### [TASK DETAILS]
Return the complete listing that follows, with each line reproduced exactly.

### [RECORDS PROVIDED]
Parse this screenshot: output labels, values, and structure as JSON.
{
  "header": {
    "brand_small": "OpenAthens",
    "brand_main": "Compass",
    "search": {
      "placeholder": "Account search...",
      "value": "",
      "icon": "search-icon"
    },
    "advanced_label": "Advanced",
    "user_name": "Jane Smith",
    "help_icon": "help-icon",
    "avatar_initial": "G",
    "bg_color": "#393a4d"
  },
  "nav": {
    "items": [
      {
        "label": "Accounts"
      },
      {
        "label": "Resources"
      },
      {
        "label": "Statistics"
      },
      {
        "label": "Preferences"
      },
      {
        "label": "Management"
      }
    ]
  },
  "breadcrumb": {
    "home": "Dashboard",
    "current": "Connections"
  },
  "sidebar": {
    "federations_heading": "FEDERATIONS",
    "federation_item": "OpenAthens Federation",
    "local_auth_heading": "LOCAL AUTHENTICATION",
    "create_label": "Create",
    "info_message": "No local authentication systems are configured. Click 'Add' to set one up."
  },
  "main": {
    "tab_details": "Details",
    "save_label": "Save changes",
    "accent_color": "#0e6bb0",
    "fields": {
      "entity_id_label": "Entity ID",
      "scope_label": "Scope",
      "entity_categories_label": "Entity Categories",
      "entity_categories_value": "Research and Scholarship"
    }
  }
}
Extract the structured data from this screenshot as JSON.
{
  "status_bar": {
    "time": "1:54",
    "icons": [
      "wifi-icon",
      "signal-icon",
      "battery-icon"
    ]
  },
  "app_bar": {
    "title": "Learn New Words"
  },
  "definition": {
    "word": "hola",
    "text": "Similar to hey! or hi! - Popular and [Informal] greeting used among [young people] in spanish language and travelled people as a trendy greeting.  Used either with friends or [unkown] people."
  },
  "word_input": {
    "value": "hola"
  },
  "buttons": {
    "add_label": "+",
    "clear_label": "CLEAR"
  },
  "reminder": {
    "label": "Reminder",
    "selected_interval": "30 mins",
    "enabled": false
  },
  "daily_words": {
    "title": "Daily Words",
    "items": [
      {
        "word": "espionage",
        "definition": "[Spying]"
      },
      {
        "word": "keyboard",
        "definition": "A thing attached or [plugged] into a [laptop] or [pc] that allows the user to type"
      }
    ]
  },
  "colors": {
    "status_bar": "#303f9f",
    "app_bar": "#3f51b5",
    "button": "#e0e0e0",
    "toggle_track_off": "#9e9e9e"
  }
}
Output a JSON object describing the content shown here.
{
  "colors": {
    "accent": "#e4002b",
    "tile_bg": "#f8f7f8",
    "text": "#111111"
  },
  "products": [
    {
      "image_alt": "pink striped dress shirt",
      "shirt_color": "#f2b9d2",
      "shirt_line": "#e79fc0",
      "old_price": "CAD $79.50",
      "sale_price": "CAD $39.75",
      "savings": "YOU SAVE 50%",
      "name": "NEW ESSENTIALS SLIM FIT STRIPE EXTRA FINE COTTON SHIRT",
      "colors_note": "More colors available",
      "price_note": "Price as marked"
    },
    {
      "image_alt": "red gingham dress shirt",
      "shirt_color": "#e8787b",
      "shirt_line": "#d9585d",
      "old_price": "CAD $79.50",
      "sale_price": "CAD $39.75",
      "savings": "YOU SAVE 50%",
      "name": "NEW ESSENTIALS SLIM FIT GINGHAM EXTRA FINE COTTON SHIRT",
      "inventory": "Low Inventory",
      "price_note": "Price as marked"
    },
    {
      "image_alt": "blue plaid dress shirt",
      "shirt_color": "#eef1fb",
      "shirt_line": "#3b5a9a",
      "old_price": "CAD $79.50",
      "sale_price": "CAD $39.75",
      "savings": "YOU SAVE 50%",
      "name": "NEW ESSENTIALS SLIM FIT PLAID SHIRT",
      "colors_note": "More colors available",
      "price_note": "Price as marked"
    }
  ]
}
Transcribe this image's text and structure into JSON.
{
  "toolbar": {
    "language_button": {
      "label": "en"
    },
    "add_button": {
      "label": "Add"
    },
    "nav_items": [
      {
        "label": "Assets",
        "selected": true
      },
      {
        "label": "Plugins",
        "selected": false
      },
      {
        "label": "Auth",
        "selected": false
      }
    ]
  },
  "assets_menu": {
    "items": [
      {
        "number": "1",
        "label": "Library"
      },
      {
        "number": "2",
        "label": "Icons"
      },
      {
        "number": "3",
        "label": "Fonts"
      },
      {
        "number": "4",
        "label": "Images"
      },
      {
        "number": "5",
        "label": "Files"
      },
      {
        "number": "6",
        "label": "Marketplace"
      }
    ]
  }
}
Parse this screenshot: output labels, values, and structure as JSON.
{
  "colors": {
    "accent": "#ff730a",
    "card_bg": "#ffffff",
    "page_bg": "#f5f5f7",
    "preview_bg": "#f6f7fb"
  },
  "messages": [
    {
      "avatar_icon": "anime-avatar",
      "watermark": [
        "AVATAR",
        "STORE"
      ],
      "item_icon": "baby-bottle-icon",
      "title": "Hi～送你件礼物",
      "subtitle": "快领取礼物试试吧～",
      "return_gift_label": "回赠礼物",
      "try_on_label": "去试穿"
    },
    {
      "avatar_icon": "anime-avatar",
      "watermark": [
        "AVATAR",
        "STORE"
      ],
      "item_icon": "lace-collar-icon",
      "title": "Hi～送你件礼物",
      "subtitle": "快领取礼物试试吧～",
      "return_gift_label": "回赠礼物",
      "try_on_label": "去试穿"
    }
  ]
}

### [WRITTEN ANSWER]
Parse this screenshot: output labels, values, and structure as JSON.
{
  "header": {
    "brand_small": "OpenAthens",
    "brand_main": "Compass",
    "search": {
      "placeholder": "Account search...",
      "value": "",
      "icon": "search-icon"
    },
    "advanced_label": "Advanced",
    "user_name": "Jane Smith",
    "help_icon": "help-icon",
    "avatar_initial": "G",
    "bg_color": "#393a4d"
  },
  "nav": {
    "items": [
      {
        "label": "Accounts"
      },
      {
        "label": "Resources"
      },
      {
        "label": "Statistics"
      },
      {
        "label": "Preferences"
      },
      {
        "label": "Management"
      }
    ]
  },
  "breadcrumb": {
    "home": "Dashboard",
    "current": "Connections"
  },
  "sidebar": {
    "federations_heading": "FEDERATIONS",
    "federation_item": "OpenAthens Federation",
    "local_auth_heading": "LOCAL AUTHENTICATION",
    "create_label": "Create",
    "info_message": "No local authentication systems are configured. Click 'Add' to set one up."
  },
  "main": {
    "tab_details": "Details",
    "save_label": "Save changes",
    "accent_color": "#0e6bb0",
    "fields": {
      "entity_id_label": "Entity ID",
      "scope_label": "Scope",
      "entity_categories_label": "Entity Categories",
      "entity_categories_value": "Research and Scholarship"
    }
  }
}
Extract the structured data from this screenshot as JSON.
{
  "status_bar": {
    "time": "1:54",
    "icons": [
      "wifi-icon",
      "signal-icon",
      "battery-icon"
    ]
  },
  "app_bar": {
    "title": "Learn New Words"
  },
  "definition": {
    "word": "hola",
    "text": "Similar to hey! or hi! - Popular and [Informal] greeting used among [young people] in spanish language and travelled people as a trendy greeting.  Used either with friends or [unkown] people."
  },
  "word_input": {
    "value": "hola"
  },
  "buttons": {
    "add_label": "+",
    "clear_label": "CLEAR"
  },
  "reminder": {
    "label": "Reminder",
    "selected_interval": "30 mins",
    "enabled": false
  },
  "daily_words": {
    "title": "Daily Words",
    "items": [
      {
        "word": "espionage",
        "definition": "[Spying]"
      },
      {
        "word": "keyboard",
        "definition": "A thing attached or [plugged] into a [laptop] or [pc] that allows the user to type"
      }
    ]
  },
  "colors": {
    "status_bar": "#303f9f",
    "app_bar": "#3f51b5",
    "button": "#e0e0e0",
    "toggle_track_off": "#9e9e9e"
  }
}
Output a JSON object describing the content shown here.
{
  "colors": {
    "accent": "#e4002b",
    "tile_bg": "#f8f7f8",
    "text": "#111111"
  },
  "products": [
    {
      "image_alt": "pink striped dress shirt",
      "shirt_color": "#f2b9d2",
      "shirt_line": "#e79fc0",
      "old_price": "CAD $79.50",
      "sale_price": "CAD $39.75",
      "savings": "YOU SAVE 50%",
      "name": "NEW ESSENTIALS SLIM FIT STRIPE EXTRA FINE COTTON SHIRT",
      "colors_note": "More colors available",
      "price_note": "Price as marked"
    },
    {
      "image_alt": "red gingham dress shirt",
      "shirt_color": "#e8787b",
      "shirt_line": "#d9585d",
      "old_price": "CAD $79.50",
      "sale_price": "CAD $39.75",
      "savings": "YOU SAVE 50%",
      "name": "NEW ESSENTIALS SLIM FIT GINGHAM EXTRA FINE COTTON SHIRT",
      "inventory": "Low Inventory",
      "price_note": "Price as marked"
    },
    {
      "image_alt": "blue plaid dress shirt",
      "shirt_color": "#eef1fb",
      "shirt_line": "#3b5a9a",
      "old_price": "CAD $79.50",
      "sale_price": "CAD $39.75",
      "savings": "YOU SAVE 50%",
      "name": "NEW ESSENTIALS SLIM FIT PLAID SHIRT",
      "colors_note": "More colors available",
      "price_note": "Price as marked"
    }
  ]
}
Transcribe this image's text and structure into JSON.
{
  "toolbar": {
    "language_button": {
      "label": "en"
    },
    "add_button": {
      "label": "Add"
    },
    "nav_items": [
      {
        "label": "Assets",
        "selected": true
      },
      {
        "label": "Plugins",
        "selected": false
      },
      {
        "label": "Auth",
        "selected": false
      }
    ]
  },
  "assets_menu": {
    "items": [
      {
        "number": "1",
        "label": "Library"
      },
      {
        "number": "2",
        "label": "Icons"
      },
      {
        "number": "3",
        "label": "Fonts"
      },
      {
        "number": "4",
        "label": "Images"
      },
      {
        "number": "5",
        "label": "Files"
      },
      {
        "number": "6",
        "label": "Marketplace"
      }
    ]
  }
}
Parse this screenshot: output labels, values, and structure as JSON.
{
  "colors": {
    "accent": "#ff730a",
    "card_bg": "#ffffff",
    "page_bg": "#f5f5f7",
    "preview_bg": "#f6f7fb"
  },
  "messages": [
    {
      "avatar_icon": "anime-avatar",
      "watermark": [
        "AVATAR",
        "STORE"
      ],
      "item_icon": "baby-bottle-icon",
      "title": "Hi～送你件礼物",
      "subtitle": "快领取礼物试试吧～",
      "return_gift_label": "回赠礼物",
      "try_on_label": "去试穿"
    },
    {
      "avatar_icon": "anime-avatar",
      "watermark": [
        "AVATAR",
        "STORE"
      ],
      "item_icon": "lace-collar-icon",
      "title": "Hi～送你件礼物",
      "subtitle": "快领取礼物试试吧～",
      "return_gift_label": "回赠礼物",
      "try_on_label": "去试穿"
    }
  ]
}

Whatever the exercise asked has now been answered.